— Task instructions —
Copy the data exactly. No line may be skipped.

Website and app data records:
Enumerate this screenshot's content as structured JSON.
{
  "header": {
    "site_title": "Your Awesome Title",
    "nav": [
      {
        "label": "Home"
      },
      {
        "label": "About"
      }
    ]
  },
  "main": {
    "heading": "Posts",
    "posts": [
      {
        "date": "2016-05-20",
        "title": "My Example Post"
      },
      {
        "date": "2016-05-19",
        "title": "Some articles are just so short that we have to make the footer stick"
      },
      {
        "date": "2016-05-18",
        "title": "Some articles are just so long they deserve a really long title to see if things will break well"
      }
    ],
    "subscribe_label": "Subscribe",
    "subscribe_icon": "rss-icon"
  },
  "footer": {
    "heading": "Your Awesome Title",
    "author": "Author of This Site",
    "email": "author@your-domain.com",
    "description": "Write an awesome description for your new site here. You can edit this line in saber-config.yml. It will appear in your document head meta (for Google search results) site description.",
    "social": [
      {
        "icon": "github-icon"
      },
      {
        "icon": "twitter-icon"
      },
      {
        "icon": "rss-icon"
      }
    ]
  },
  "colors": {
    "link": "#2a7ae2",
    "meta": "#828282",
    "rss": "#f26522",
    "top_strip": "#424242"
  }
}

— Response to this task —
Enumerate this screenshot's content as structured JSON.
{
  "header": {
    "site_title": "Your Awesome Title",
    "nav": [
      {
        "label": "Home"
      },
      {
        "label": "About"
      }
    ]
  },
  "main": {
    "heading": "Posts",
    "posts": [
      {
        "date": "2016-05-20",
        "title": "My Example Post"
      },
      {
        "date": "2016-05-19",
        "title": "Some articles are just so short that we have to make the footer stick"
      },
      {
        "date": "2016-05-18",
        "title": "Some articles are just so long they deserve a really long title to see if things will break well"
      }
    ],
    "subscribe_label": "Subscribe",
    "subscribe_icon": "rss-icon"
  },
  "footer": {
    "heading": "Your Awesome Title",
    "author": "Author of This Site",
    "email": "author@your-domain.com",
    "description": "Write an awesome description for your new site here. You can edit this line in saber-config.yml. It will appear in your document head meta (for Google search results) site description.",
    "social": [
      {
        "icon": "github-icon"
      },
      {
        "icon": "twitter-icon"
      },
      {
        "icon": "rss-icon"
      }
    ]
  },
  "colors": {
    "link": "#2a7ae2",
    "meta": "#828282",
    "rss": "#f26522",
    "top_strip": "#424242"
  }
}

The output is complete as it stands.